    So, when you hear the "weakness" question, remember that the interviewer is looking for qualities that make you a self-aware and adaptable asset to their organization.

    Being authentic and strategic

    Confessing imperfection in a job interview feels unnatural. But nobody believes you're without flaws. Denying you have any imperfections signals either a lack of insight or dishonesty.

    So, how do you thread the needle? Here's a good approach:

    · Be authentic "I work too hard" or "I care too much" are interview killers. So, pick a genuine weakness, one you've actually struggled with. But be strategic. It shouldn't be a deal-breaker for the job you're after.

    · Find the right balance –Think of your weakness as the flip side of your strength. Does your meticulous focus on quality sometimes hinder your productivity? That's a relatable weakness you can talk about.

    · Avoid fatal flaws Nobody will hire someone who admits to struggling with the core competencies of the job. A weakness should be something you grapple with, not something that makes you unsuitable for the position.

    Choosing the right weakness to discuss is a balancing act. It's about being transparent enough to show self-awareness but carefully framing it to allow you to shine as the right fit for the role.

    Mastering the "Flip Side" of Your Weakness

    Remember, answering the weakness question isn't just admitting a flaw; it's showing how you've learned to compensate for it.

    Consider this example: "The downside of being highly creative is that I sometimes struggle with the details." By itself, that statement leaves the potential employer a bit nervous. Were you the one who pitched that brilliant campaign, which was undercut by sloppy PowerPoint formatting?

    But here's where the flip side comes in. By revealing how you recognized and managed this weakness, you can convert it from a liability into a demonstration of insight and growth.
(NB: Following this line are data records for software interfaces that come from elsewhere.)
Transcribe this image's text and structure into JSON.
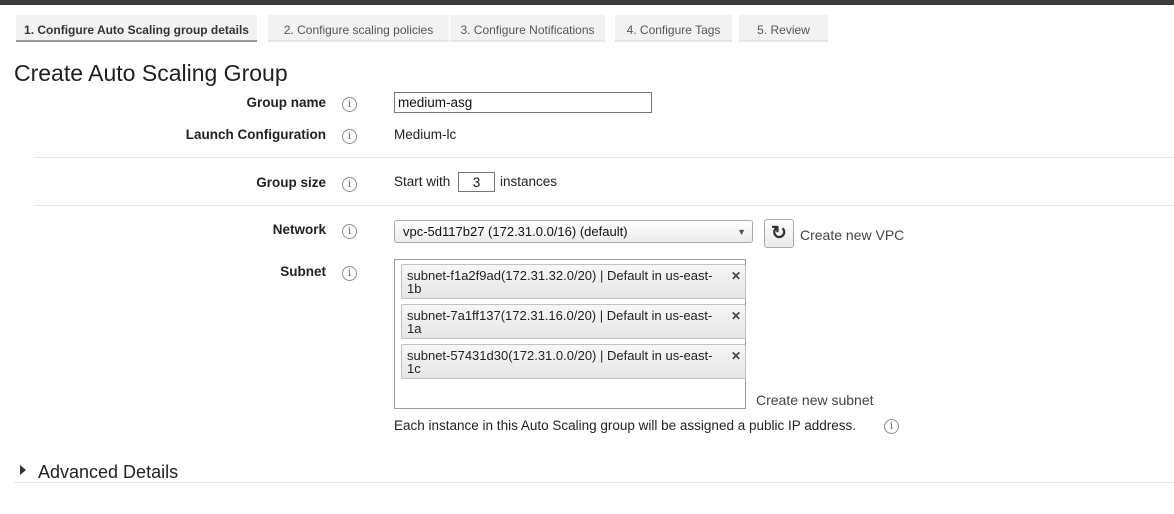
{
  "wizard": {
    "steps": [
      {
        "label": "1. Configure Auto Scaling group details",
        "active": true
      },
      {
        "label": "2. Configure scaling policies",
        "active": false
      },
      {
        "label": "3. Configure Notifications",
        "active": false
      },
      {
        "label": "4. Configure Tags",
        "active": false
      },
      {
        "label": "5. Review",
        "active": false
      }
    ]
  },
  "page": {
    "title": "Create Auto Scaling Group"
  },
  "form": {
    "group_name": {
      "label": "Group name",
      "value": "medium-asg"
    },
    "launch_configuration": {
      "label": "Launch Configuration",
      "value": "Medium-lc"
    },
    "group_size": {
      "label": "Group size",
      "prefix": "Start with",
      "value": "3",
      "suffix": "instances"
    },
    "network": {
      "label": "Network",
      "selected": "vpc-5d117b27 (172.31.0.0/16) (default)",
      "create_link": "Create new VPC"
    },
    "subnet": {
      "label": "Subnet",
      "items": [
        {
          "line1": "subnet-f1a2f9ad(172.31.32.0/20) | Default in us-east-",
          "line2": "1b"
        },
        {
          "line1": "subnet-7a1ff137(172.31.16.0/20) | Default in us-east-",
          "line2": "1a"
        },
        {
          "line1": "subnet-57431d30(172.31.0.0/20) | Default in us-east-",
          "line2": "1c"
        }
      ],
      "remove_glyph": "✕",
      "create_link": "Create new subnet",
      "note": "Each instance in this Auto Scaling group will be assigned a public IP address."
    }
  },
  "advanced": {
    "label": "Advanced Details",
    "expanded": false
  },
  "icons": {
    "info": "i",
    "refresh": "C",
    "dropdown": "▼"
  }
}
    "So, I learned to proofread everything before being presented. This has helped me turn my creative edge into consistently successful outcomes."

    This is about more than just smoothing over a flaw. It's about demonstrating to the interviewer your self-awareness and commitment to improvement.

    Also, If the role is collaborative, you can highlight your commitment to building teams with people who complement your strengths – "I also recognized that my focus on the big picture could benefit from collaboration with detail-oriented colleagues. Working with people with complementary skills allows me to bring my best work forward." This further showcases your self-awareness and how you leverage the strengths of others to bridge your gaps - a highly.

    The best answers to the weakness question tell a story about the journey of self-discover and growth you’ve been on. You've identified a challenge, developed strategies to address it, and, importantly, learned how to utilize the resources around you. That's the proactive, resourceful employee every organization wants on their team.



    • Keep it short Your answer should be concise and focused.
    • Use a positive tone – Emphasize your commitment to self-awareness growth, not the weakness itself.
    • Tailor it to the situation Consider the role and company culture when selecting your example.

    By thoughtfully tackling the "biggest weakness" question, you demonstrate maturity and professionalism in ways that can set you apart.